(What is being asked)
Of all the lines in these entries, count those that contain "product" and give only the total.

===== Provided entries =====

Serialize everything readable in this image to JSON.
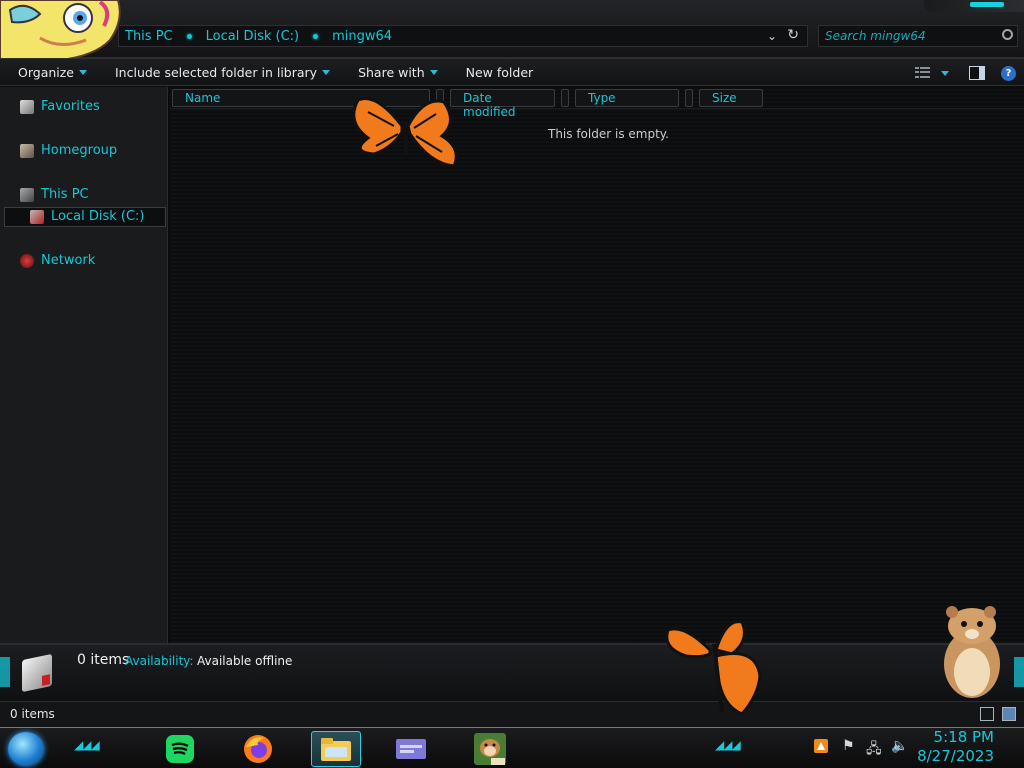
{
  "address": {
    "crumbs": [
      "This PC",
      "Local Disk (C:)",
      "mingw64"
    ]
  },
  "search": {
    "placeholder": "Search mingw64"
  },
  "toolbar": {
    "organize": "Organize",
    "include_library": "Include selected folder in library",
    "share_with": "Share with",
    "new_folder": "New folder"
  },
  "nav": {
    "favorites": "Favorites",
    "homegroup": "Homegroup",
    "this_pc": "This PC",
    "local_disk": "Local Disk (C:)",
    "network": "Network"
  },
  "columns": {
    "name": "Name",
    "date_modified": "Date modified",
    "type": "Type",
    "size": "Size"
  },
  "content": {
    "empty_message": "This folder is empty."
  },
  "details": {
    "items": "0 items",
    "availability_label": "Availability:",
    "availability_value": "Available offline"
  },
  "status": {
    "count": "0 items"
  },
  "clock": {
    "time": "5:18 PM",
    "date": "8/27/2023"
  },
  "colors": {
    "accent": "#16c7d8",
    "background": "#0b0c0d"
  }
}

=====
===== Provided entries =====

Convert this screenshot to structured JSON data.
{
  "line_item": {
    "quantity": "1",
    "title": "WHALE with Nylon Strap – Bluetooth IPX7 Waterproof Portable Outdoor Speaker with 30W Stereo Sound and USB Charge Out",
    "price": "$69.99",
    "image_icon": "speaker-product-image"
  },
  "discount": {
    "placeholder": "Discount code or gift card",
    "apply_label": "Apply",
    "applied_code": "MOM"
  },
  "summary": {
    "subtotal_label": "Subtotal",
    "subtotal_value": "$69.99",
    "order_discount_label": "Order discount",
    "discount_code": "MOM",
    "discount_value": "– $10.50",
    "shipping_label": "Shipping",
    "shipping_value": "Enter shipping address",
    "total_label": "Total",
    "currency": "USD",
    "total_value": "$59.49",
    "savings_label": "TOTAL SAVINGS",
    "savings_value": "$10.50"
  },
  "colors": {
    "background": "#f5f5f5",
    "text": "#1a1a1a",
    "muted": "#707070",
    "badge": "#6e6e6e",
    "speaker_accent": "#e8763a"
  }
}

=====
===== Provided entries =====

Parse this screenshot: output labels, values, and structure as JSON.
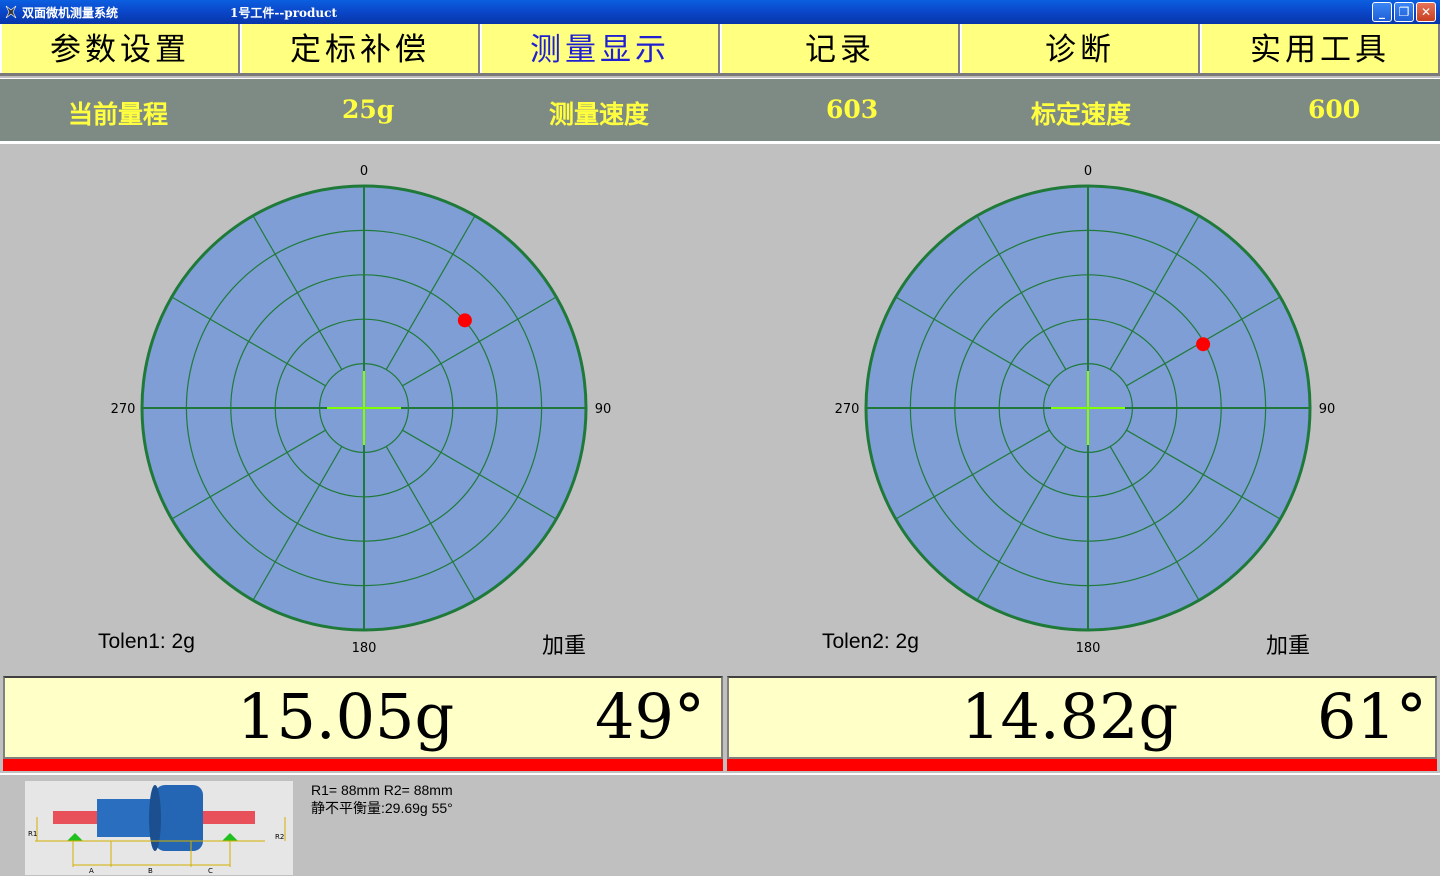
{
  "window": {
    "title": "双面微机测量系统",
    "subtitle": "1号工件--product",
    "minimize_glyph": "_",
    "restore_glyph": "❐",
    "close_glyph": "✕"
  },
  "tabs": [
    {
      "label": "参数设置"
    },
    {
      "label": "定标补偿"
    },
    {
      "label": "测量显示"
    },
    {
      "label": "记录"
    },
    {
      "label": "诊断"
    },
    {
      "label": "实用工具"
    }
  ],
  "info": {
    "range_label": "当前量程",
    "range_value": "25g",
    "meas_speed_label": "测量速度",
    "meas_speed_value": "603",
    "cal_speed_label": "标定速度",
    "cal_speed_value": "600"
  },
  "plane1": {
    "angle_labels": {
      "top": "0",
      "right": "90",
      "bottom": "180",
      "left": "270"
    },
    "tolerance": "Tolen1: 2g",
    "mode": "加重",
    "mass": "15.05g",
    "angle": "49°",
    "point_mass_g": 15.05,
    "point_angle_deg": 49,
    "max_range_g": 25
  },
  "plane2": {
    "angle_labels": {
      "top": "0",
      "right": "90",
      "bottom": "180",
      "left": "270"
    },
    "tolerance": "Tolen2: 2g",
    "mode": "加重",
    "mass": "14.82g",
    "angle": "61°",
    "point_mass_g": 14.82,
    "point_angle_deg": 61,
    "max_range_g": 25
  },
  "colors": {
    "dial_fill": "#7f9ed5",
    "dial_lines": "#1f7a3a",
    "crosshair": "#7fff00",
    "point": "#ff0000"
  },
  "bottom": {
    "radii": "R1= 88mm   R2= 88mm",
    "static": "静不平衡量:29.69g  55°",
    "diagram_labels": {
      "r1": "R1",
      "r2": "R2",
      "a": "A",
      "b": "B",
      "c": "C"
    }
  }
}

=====

(Written response)
2